    “I’ve just got to get in the playbook because it’s a little difficult right now,” said Richardson after his first day in the NFL. “It’s kind of like the same offense we ran at San Diego State it’s just called differently with different terminology.”

    The Aztecs ran a lot more than the Chargers do, but that might be a benefit in this case.

    “I actually was known as a receiver at San Diego State. Now is just trying to put everything together and be a better blocker than I was before,” said Richardson.

    Richardson looks the part. He’s 6’5” and 255 pounds with good hands. But it’s hard to look at his stats because he doesn’t have many.

    Richardson only caught two passes in his 4-year Aztecs career, both of them for 21 yards, and only one of them for a touchdown. Yet when you watch him on the field his athletic ability and hands are obvious.

    Still, his limited body of work means if he wants to extend his audition beyond this weekend he needs to do something special.

    “I’ve gotta impress somebody to get back. That’s really all I know right now,” said Richardson.

    To do that Darryl is trying to show off his athleticism and hope it whets the coaches’ appetite.

    “Basically how I feel right now is I’m trying to go full speed, even if I don’t know what I’m doing,” said Richardson. “I’m just running fast and flying to the ball no matter what. Sometimes I might not know what’s going on right now, I’m just playing fast.”

    If an NFL career is not in the cards it might not be the end of Richardson’s dream to be a professional athlete. He was a good enough high school baseball player to earn a private workout with the Texas Rangers and thought about playing outfield for the Aztecs.

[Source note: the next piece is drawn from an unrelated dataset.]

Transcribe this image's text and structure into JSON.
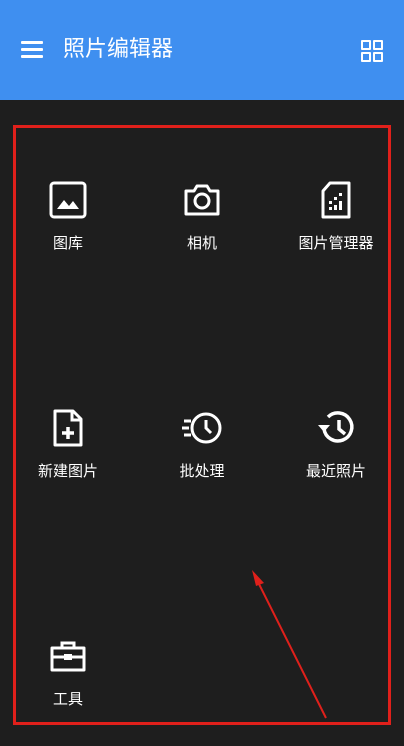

    “Yeah I did but Coach Long; he wasn’t really a big fan.”

    Still, the thought of putting on a different kind of helmet has never really gone away.

    “Oh yeah, that’s always been in the back of my mind. My mom and dad talk about that all the time, you know, don’t forget about baseball!”

    Richardson hasn’t forgotten about it. He’d just like to put it off a while longer while playing in the NFL.